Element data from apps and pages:
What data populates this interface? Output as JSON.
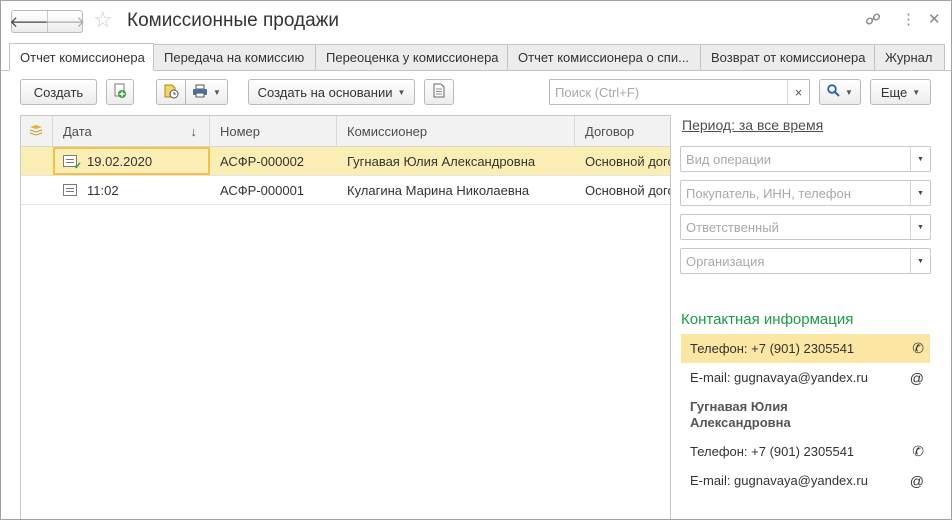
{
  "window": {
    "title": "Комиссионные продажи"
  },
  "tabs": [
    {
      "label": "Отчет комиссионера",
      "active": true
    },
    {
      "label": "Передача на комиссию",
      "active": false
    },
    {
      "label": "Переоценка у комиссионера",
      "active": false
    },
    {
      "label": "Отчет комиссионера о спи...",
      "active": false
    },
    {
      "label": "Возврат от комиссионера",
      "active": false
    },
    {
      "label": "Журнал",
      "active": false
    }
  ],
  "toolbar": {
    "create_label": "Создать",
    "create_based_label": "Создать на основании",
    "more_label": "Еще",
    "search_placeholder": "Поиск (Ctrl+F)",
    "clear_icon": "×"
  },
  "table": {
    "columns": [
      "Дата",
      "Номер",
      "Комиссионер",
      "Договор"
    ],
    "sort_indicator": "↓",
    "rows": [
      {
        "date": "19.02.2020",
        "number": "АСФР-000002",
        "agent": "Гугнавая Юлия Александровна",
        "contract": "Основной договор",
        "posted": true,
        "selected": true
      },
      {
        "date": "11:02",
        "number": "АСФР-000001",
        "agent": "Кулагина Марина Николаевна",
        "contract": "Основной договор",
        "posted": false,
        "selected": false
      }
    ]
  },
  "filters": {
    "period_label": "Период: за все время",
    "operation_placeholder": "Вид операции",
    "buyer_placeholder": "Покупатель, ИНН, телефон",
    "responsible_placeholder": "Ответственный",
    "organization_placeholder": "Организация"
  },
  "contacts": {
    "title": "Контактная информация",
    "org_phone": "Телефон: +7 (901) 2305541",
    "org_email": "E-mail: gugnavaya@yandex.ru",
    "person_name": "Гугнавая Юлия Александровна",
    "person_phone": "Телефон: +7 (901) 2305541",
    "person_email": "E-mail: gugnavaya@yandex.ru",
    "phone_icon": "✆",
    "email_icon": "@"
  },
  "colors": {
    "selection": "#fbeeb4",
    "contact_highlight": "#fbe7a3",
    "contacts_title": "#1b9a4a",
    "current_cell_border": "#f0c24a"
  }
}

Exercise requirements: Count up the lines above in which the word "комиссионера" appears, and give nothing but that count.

Written answer: 4